#### PROBLEM STATEMENT:
All lines from the one containing "Give me the" through the final line of the listing below are to be retyped exactly; nothing else goes in the result.

**** DATA TO PROCESS

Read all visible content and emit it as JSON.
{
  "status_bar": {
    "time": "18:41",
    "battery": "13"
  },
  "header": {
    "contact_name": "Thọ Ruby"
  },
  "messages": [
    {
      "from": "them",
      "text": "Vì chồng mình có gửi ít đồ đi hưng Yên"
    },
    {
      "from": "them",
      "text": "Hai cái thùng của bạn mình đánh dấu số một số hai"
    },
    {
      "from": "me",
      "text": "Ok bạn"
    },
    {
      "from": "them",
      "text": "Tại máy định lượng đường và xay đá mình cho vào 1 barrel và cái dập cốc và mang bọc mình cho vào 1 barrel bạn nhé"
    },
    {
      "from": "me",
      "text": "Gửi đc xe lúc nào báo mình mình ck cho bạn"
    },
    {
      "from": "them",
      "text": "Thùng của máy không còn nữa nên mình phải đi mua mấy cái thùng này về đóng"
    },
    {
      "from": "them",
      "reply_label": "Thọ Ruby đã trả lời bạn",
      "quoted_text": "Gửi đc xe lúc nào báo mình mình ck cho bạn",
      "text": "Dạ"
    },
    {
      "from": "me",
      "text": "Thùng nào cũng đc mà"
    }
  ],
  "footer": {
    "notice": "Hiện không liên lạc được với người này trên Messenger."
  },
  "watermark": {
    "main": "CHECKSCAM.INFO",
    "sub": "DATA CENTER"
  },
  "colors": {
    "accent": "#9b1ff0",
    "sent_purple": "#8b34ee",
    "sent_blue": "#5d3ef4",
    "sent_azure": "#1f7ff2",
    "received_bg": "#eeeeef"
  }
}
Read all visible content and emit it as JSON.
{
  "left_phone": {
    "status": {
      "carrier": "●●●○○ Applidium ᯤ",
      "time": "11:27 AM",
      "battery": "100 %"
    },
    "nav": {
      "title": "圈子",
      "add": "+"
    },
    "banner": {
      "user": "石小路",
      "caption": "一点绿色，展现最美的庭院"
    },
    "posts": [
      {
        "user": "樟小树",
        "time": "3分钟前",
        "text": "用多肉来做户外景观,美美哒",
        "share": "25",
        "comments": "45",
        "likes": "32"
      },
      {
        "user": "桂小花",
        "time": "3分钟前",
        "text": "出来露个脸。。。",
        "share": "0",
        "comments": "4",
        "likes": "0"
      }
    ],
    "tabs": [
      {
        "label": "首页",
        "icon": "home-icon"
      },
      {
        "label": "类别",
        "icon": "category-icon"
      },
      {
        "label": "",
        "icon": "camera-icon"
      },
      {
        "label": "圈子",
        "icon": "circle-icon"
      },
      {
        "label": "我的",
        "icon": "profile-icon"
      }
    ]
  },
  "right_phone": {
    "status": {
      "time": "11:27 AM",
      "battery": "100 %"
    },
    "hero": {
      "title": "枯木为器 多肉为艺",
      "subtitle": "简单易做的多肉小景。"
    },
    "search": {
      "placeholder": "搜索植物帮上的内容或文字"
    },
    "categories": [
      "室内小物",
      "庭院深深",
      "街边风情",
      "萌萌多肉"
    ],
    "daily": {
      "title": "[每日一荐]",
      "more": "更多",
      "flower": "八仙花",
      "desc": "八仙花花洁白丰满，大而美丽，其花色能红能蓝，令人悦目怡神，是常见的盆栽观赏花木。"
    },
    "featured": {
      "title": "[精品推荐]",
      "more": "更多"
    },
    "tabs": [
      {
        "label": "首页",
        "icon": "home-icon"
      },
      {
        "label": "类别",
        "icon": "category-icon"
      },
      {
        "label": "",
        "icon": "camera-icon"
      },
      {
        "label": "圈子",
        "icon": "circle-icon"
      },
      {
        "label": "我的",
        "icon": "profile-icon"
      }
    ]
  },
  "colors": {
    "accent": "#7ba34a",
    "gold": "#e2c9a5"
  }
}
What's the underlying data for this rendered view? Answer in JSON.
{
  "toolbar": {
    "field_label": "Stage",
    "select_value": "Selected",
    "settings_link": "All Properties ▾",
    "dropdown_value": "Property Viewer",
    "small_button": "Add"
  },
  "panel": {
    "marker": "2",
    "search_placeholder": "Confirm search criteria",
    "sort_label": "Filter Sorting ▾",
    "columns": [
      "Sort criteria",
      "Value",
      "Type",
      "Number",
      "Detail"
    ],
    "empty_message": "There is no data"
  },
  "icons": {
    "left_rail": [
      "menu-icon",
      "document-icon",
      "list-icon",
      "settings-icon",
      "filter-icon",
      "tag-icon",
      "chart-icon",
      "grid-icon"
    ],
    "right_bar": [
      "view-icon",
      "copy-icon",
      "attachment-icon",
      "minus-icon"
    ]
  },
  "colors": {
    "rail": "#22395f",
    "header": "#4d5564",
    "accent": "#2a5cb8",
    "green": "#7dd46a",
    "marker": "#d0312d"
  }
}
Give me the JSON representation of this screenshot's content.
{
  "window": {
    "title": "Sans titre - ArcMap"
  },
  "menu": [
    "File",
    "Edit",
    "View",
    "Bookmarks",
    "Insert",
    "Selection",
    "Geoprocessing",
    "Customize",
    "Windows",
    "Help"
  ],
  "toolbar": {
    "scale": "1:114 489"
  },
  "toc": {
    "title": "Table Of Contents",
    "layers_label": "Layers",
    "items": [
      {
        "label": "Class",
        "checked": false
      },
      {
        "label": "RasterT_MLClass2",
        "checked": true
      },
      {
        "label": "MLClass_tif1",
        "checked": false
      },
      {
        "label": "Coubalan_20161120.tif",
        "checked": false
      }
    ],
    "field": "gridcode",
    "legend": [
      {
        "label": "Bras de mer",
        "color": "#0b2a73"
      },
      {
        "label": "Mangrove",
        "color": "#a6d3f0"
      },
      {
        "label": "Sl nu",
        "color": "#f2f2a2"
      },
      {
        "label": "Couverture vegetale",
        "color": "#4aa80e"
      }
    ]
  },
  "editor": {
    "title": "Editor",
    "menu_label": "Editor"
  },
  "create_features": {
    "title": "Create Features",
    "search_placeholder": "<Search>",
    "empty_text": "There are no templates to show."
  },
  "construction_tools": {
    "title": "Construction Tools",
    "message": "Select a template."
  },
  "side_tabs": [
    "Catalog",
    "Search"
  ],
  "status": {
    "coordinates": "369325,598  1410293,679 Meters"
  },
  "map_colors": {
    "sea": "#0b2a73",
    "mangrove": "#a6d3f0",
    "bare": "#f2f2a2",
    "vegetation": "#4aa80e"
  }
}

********

#### RESULT:
Give me the JSON representation of this screenshot's content.
{
  "window": {
    "title": "Sans titre - ArcMap"
  },
  "menu": [
    "File",
    "Edit",
    "View",
    "Bookmarks",
    "Insert",
    "Selection",
    "Geoprocessing",
    "Customize",
    "Windows",
    "Help"
  ],
  "toolbar": {
    "scale": "1:114 489"
  },
  "toc": {
    "title": "Table Of Contents",
    "layers_label": "Layers",
    "items": [
      {
        "label": "Class",
        "checked": false
      },
      {
        "label": "RasterT_MLClass2",
        "checked": true
      },
      {
        "label": "MLClass_tif1",
        "checked": false
      },
      {
        "label": "Coubalan_20161120.tif",
        "checked": false
      }
    ],
    "field": "gridcode",
    "legend": [
      {
        "label": "Bras de mer",
        "color": "#0b2a73"
      },
      {
        "label": "Mangrove",
        "color": "#a6d3f0"
      },
      {
        "label": "Sl nu",
        "color": "#f2f2a2"
      },
      {
        "label": "Couverture vegetale",
        "color": "#4aa80e"
      }
    ]
  },
  "editor": {
    "title": "Editor",
    "menu_label": "Editor"
  },
  "create_features": {
    "title": "Create Features",
    "search_placeholder": "<Search>",
    "empty_text": "There are no templates to show."
  },
  "construction_tools": {
    "title": "Construction Tools",
    "message": "Select a template."
  },
  "side_tabs": [
    "Catalog",
    "Search"
  ],
  "status": {
    "coordinates": "369325,598  1410293,679 Meters"
  },
  "map_colors": {
    "sea": "#0b2a73",
    "mangrove": "#a6d3f0",
    "bare": "#f2f2a2",
    "vegetation": "#4aa80e"
  }
}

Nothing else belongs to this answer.